It is much easier to find fault in others, and in some cases the act of doing so has become entertainment in the private as well as the public sector. Gossip has a seductive allure, and can be consuming. Judging others is also a way to justify and or project our own in appropriate behavior onto others. We may even place ourselves in a false sense of exalted pride. Have we ever, not just stated, but, thought or prayed something along the same lines as the Pharisee in today’s Gospel? “O God, I thank you that I am not like the rest of humanity — greedy, dishonest, adulterous — or even like this tax collector. I fast twice a week, and I pay tithes on my whole income” (Lk 18:11-12).
To pray any part of this prayer stunts the growth in our spiritual life because we are focused on ourselves instead of emptying ourselves before God. Anytime we rationalize, cover over, or deny our sinful behavior we support and create habits of selfishness. Left unchecked, we can become enslaved to them. Lent is a time for healing and transformation. To be able to heal from sinful attitudes and actions that have become habits, we first must be able to acknowledge and identify them.
Over time, reading more and more lives of the saints, I have come to understand that their recognition and their confession of their sinfulness was not just some pious platitude, but a true presentation that they were growing closer in their relationship with Jesus. A simple example can help express where they are coming from.
When we drive our car while it is dark we don’t give much thought to the cleanliness of our windshield, because we can see fine. Yet as the headlights from an oncoming car illuminate our windshield we can see how dirty in actuality it is. This can be evident in our spiritual life as well. The more we remain in our own darkness of denial, we feel we are fine, all is right with the world. The closer we grow in our relationship with Jesus, the more his light shines in our darkness, and he reveals to us our sin.
Jesus invites us to resist the prayer of the Pharisee who prays comparing himself to someone else, instead of acknowledging his own sinful actions, and instead emphasizes that we are to follow the honest humility of the tax collector, who did “not even raise his eyes to heaven but beat his breast and prayed, ‘O God, be merciful to me a sinner’” (Lk 18:13). Now, Jesus is not saying this is the only way we pray. We have the opportunity to worship and praise the Lord joyfully, we can seek his help in praying for others through intercessory prayer or for ourselves in petitionary prayer, we can also sit in quiet meditation during adoration or out among God’s wonder of creation. Each prayer has its time and place and each type of experience of prayer helps us to grow and deepen our relationship with Jesus and each other.

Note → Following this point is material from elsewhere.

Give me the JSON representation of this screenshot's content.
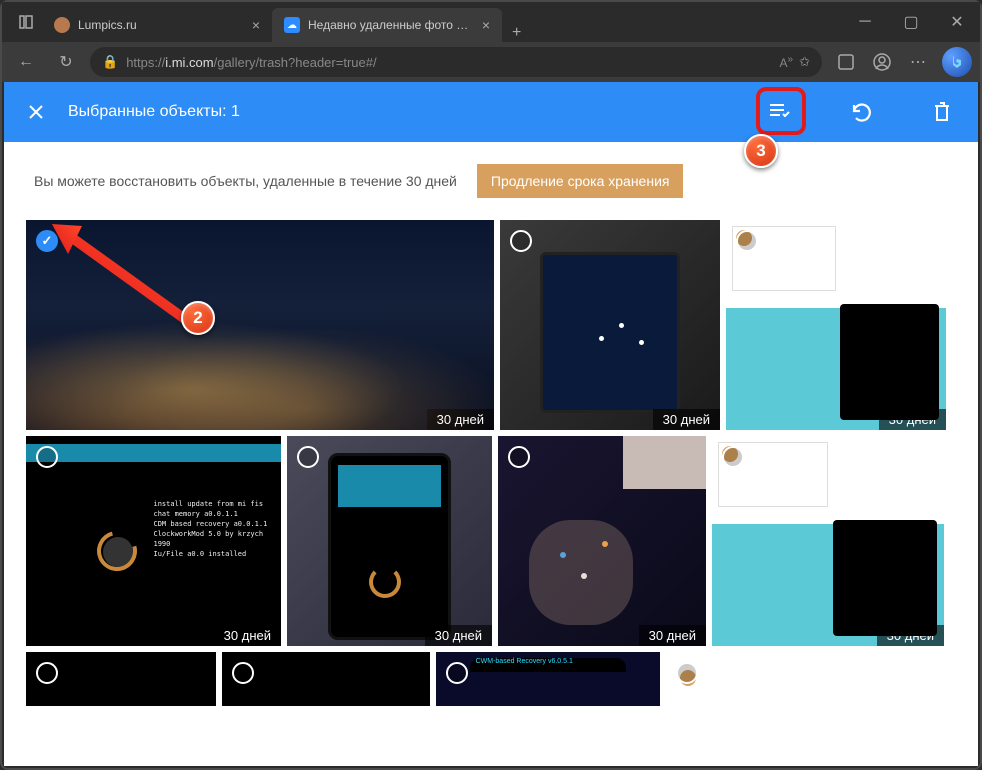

True humility is brought about by being willing to see who we are from God’s eyes. If we are to set a standard to live up to, if we are to compare ourselves to anyone, let it be Jesus. A daily examination of conscience is a healthy practice and discipline. We just need to be willing to invite Jesus to shine his light of love into the darkness of our fear and anxiety. When we do so, we are embracing our vulnerability by taking the risk to confess our sin, to experience the sorrow for the hurt we caused. With a willingness to seek atonement for our sin, to seek God’s forgiveness, we will receive his love and mercy that we have separated ourselves from when we justified and rationalized our sin.
One prayer I have found helpful over the last few years is the Jesus Prayer. It is very simple. Sit in a comfortable space, take a few deep breaths and exhalations, then as you take the next breath in recite, “Lord Jesus Christ, Son of the living God,” and then as you breath out say, “Have mercy on me a sinner.” You are breathing in the light of Christ and you are breathing out your sin. I use my rosary and pray an Our Father for each isolated bead and then the Jesus Prayer on each of the beads of each decade.
Traditional prayer ropes exist from the Eastern Orthodox tradition. They are made of wool, usually black, and have ten decades of ten beads. The bottom also has a fringe representing the mercy of God wiping away our tears of sorrow. If you have neither a rosary or a prayer rope, you have your fingers. Start with a set of ten Jesus Prayer recitations each day so to set up a time to embrace the light of Jesus, that he may dispel our darkness, so we can see our sin, and be forgiven.
Photo: Examining my conscience before the altar at St Augustine parish in Culver City last Saturday night before the 7pm Spanish Mass.